The insufficiency of the senses is also voiced in Stevens's "Anglais Mort a Florence," where "delight ... left him unconsoled," and in "The Souls of Women at Night," where in losing "the five-times sensed ... nothing has been lost." Yet movement beyond five to six occurs in poems such as "Song Fixed" ("The sun of five, the sun of six") and "Extract" ("Ideas or, say, five men, or possibly, six").
"Sea Surface," however, remains rigidly at five. The result is a strict from that seems at odds with its luxuriant content. If "the intricate form and the elaborate word-play serve an almost ritualistic function" (Litz 147), the five sections can be likened to the five angles of a pentacle which, circumscribed by enchanting, "too-fluent" language, do achieve a ritualistic function: Stevens creates a magic circle. Perhaps "Stevens was drawn neither to mathematics nor to mysticism" (Patke 119); nevertheless, he uses both in this poem to achieve a perfection and completion that he seems to know are contrived. The fixed structure shows that a life of the senses is a life of confinement.
But Stevens has not "painted himself into an aesthetic corner" (Litz 48). While the pleasure of the five senses peaks with the distinctly sexual language of the third section (Richarson 64), the fourth section describes the evershifting blooms as "damasks." Damask is a single fabric with patterns on both of its sides, evidence that the separate sea and sky (or body and mind) can merge without diminishing the distinct power of either. The fifth and final section makes the union of body and mind more explicit. After "l'ignominie" of a solipsistic, sensual life is admitted, the clouds (sky/intellect) become "sovereign" but the conch (sea/body) "trumped," too--both forces triumph. The awakening "conch of loyal conjuration" and penetrating "wind of green blooms" rouse the poem to its full sensual and intellectual vigor. Now and only now can "the sea and heaven roll as one." The poem is posied for the crucial sixth step.
LaGuardia, David M. Advance on Chaos: The Sanctifying Imagination of Wallace Stevens. Hanover: Brown UP, 1983.
Litz, A. Walton. Introspective Voyager. New York: Oxford UP, 1972.
Patke, Rajeer S. The Long Poems of Wallace Stevens: An Interpretive Study.
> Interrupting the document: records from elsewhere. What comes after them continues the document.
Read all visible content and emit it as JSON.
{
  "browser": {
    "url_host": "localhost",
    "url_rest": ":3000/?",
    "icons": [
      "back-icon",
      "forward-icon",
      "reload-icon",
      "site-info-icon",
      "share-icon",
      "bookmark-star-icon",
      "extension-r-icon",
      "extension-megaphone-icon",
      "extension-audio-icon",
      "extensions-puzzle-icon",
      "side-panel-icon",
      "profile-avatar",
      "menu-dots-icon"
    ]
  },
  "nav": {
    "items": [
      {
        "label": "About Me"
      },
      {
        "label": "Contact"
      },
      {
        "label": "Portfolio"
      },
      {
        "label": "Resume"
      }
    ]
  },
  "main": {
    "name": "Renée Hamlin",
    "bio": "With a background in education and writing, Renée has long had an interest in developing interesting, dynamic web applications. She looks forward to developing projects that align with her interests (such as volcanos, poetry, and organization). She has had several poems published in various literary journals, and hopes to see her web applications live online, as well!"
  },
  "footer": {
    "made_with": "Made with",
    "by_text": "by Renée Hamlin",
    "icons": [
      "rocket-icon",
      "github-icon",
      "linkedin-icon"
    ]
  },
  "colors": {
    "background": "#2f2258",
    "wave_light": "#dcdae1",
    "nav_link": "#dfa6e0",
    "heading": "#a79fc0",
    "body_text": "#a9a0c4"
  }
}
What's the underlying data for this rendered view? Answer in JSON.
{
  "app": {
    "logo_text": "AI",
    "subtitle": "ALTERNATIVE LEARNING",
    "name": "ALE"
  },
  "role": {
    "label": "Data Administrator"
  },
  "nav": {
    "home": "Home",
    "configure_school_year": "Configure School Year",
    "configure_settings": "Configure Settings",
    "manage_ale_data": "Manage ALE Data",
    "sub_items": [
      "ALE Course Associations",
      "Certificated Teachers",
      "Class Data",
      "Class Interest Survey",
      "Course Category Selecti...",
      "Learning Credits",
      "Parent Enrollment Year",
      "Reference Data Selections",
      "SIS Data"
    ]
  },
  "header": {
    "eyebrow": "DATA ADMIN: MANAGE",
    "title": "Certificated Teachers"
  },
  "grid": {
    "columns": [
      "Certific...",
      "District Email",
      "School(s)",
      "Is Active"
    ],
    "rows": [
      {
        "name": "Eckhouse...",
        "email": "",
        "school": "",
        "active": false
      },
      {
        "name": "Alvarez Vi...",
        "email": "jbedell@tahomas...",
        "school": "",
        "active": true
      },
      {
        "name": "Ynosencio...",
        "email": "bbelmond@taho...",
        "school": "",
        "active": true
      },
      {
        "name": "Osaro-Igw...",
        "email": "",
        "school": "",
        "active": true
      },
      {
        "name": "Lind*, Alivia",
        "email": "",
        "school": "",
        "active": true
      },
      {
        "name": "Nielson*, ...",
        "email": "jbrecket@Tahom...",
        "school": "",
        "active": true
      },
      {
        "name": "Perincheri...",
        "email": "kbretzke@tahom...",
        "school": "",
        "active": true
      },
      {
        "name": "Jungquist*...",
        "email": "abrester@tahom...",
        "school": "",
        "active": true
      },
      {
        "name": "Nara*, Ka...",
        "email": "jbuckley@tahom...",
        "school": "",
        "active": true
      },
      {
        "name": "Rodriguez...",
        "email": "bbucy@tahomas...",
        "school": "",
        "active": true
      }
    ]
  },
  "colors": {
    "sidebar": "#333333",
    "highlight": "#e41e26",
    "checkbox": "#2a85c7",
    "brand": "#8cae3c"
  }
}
Cambridge: Cambridge UP, 1985.
Richarson, Joan. "A Reading of 'Sea Surface Full of Clouds.'" Wallace Stevens Journal 6 (fall 1982): 60--68.
Riddel, Joseph N. The Clairvoyant Eye. Baton Rouge: Louisiana State UP, 1965.
From The Explicator 51.3 (Spring 1993)